Corkery links Ratzinger's early life to "tensions" that are combined with his personal inclinations, and he demonstrates how these tensions and tendencies flow into his theological positions and formations. As do all three authors, Corkery points to the influence of Ratzinger's dissertation on Augustine and his second doctorate on Bonaventure as influential in Ratzinger's personal theological formation.

Rausch is far more confrontational than the other two in his biography of Ratzinger, dealing with his Nazi background, his decisions against the progressive agenda while head of the Congregation for the Doctrine of the Faith (namely liberation theology, relativism, women, homosexuality, progressive theologians, and religious pluralism). For biographical notes, Rausch depends heavily on John Allen's biography, Cardinal Ratzinger: The Vatican Enforcer of the Faith (Continuum, 2000; reissued under the title Pope Benedict XVI: A Biography of Joseph Ratzinger, 2005).

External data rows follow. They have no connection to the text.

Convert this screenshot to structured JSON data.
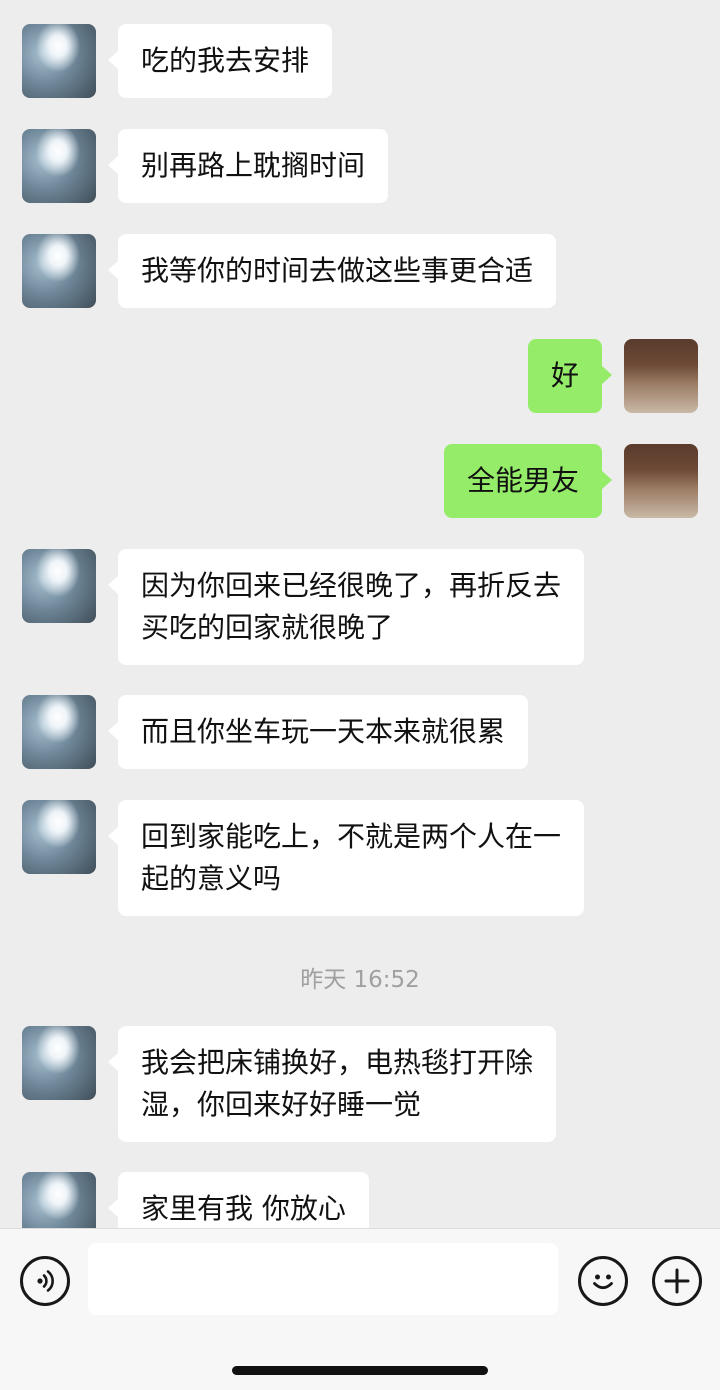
{
  "conversation": {
    "messages": [
      {
        "side": "left",
        "text": "吃的我去安排"
      },
      {
        "side": "left",
        "text": "别再路上耽搁时间"
      },
      {
        "side": "left",
        "text": "我等你的时间去做这些事更合适"
      },
      {
        "side": "right",
        "text": "好"
      },
      {
        "side": "right",
        "text": "全能男友"
      },
      {
        "side": "left",
        "text": "因为你回来已经很晚了，再折反去\n买吃的回家就很晚了"
      },
      {
        "side": "left",
        "text": "而且你坐车玩一天本来就很累"
      },
      {
        "side": "left",
        "text": "回到家能吃上，不就是两个人在一\n起的意义吗"
      },
      {
        "side": "left",
        "text": "我会把床铺换好，电热毯打开除\n湿，你回来好好睡一觉"
      },
      {
        "side": "left",
        "text": "家里有我 你放心"
      }
    ],
    "timestamp": "昨天 16:52"
  },
  "input_bar": {
    "text_value": "",
    "voice_icon": "voice-icon",
    "emoji_icon": "emoji-icon",
    "plus_icon": "plus-icon"
  },
  "colors": {
    "background": "#ededed",
    "incoming_bubble": "#ffffff",
    "outgoing_bubble": "#95ec69",
    "timestamp_text": "#a0a0a0"
  }
}
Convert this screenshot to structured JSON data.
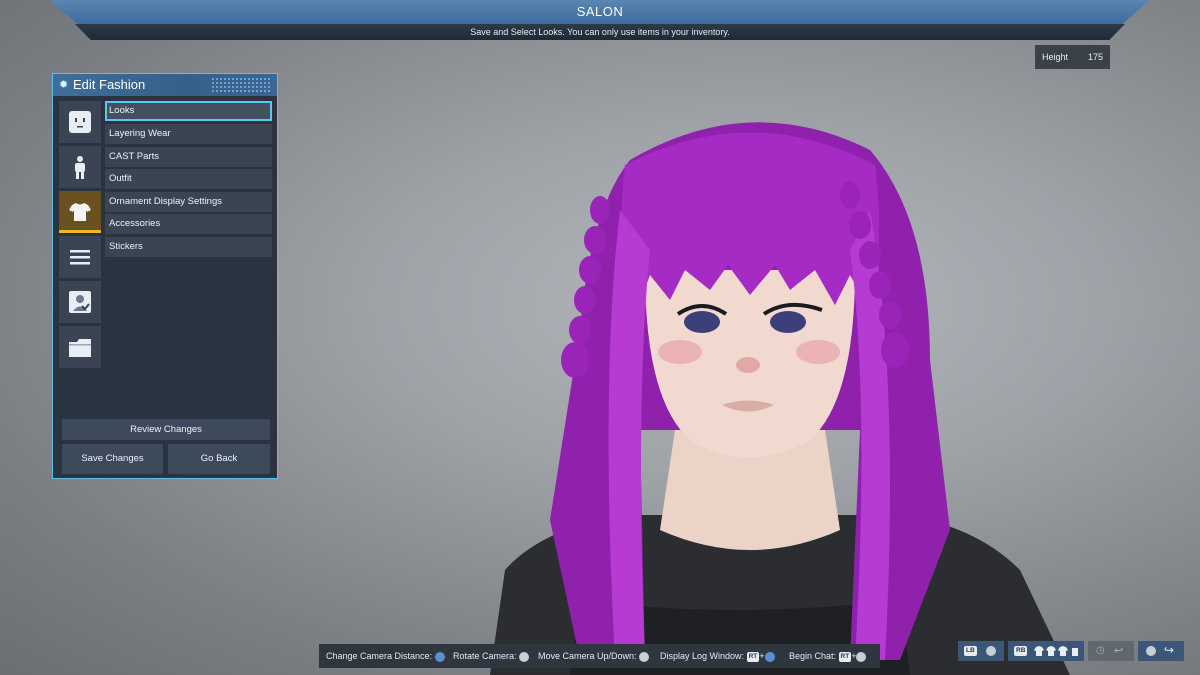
{
  "header": {
    "title": "SALON",
    "subtitle": "Save and Select Looks. You can only use items in your inventory."
  },
  "height": {
    "label": "Height",
    "value": "175"
  },
  "panel": {
    "title": "Edit Fashion",
    "side_tabs": [
      {
        "icon": "face-icon",
        "active": false
      },
      {
        "icon": "body-icon",
        "active": false
      },
      {
        "icon": "shirt-icon",
        "active": true
      },
      {
        "icon": "list-icon",
        "active": false
      },
      {
        "icon": "profile-card-icon",
        "active": false
      },
      {
        "icon": "folder-icon",
        "active": false
      }
    ],
    "menu": [
      {
        "label": "Looks",
        "selected": true
      },
      {
        "label": "Layering Wear"
      },
      {
        "label": "CAST Parts"
      },
      {
        "label": "Outfit"
      },
      {
        "label": "Ornament Display Settings"
      },
      {
        "label": "Accessories"
      },
      {
        "label": "Stickers"
      }
    ],
    "review_label": "Review Changes",
    "save_label": "Save Changes",
    "back_label": "Go Back"
  },
  "help_bar": {
    "camera_distance": "Change Camera Distance:",
    "rotate_camera": "Rotate Camera:",
    "move_camera": "Move Camera Up/Down:",
    "log_window": "Display Log Window:",
    "begin_chat": "Begin Chat:",
    "rt_key": "RT"
  },
  "bottom_right": {
    "lb_key": "LB",
    "rb_key": "RB"
  },
  "colors": {
    "accent": "#59c3e6",
    "banner": "#4a78a8",
    "active_tab": "#f0b52a",
    "hair": "#a52bc4"
  }
}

Reading the three books side by side, one notes something that is not mentioned but clearly is in play in each text: the autobiography of its author. Rowland is from Australia, the dean of the Melbourne campus of the John Paul II Institute and a member of the editorial board of the English language edition of the journal Communio, founded by, among others, Joseph Ratzinger and Hans Urs von Balthasar. In short, she is a fan - a very competent theological fan, but nevertheless a sympathetic fan. She writes as a teacher explaining theology. Corkery is an Irish Jesuit and a professor of systematic theology. After the papal election, Corkery became a correspondent for the media because of his studies on Joseph Ratzinger. The subtitle of his book, Wise Cautions and Legitimate Hopes, highlights his focus on the papacy of Benedict XVI. Corkery's approach is European, his writing style is journalistic, and he strives for accessibility in a "chatty" style. Rausch is clearly an American, a Jesuit professor at Loyola-Marymount University in Los Angeles, and he writes from a very American background, arguing as best he can with Ratzinger's "theological vision." He includes such editorial characterizations as "God's Rottweiler," "Cardinal No," and "Der Panzerkardinal," and, of course, the "Grand Inquisitor" (page five). The other two biographies use no similar terms.

These views from three English-speaking countries provide diversity worthy of the writings of Joseph Ratzinger, the author of more than 100 books and 420 articles and reference works. No one book will completely summarize his immense output, which ranges from precise academic exploration to poetic and homiletic expressions.

So this review will be a summary of these summaries (but not a "reform of the reform")! …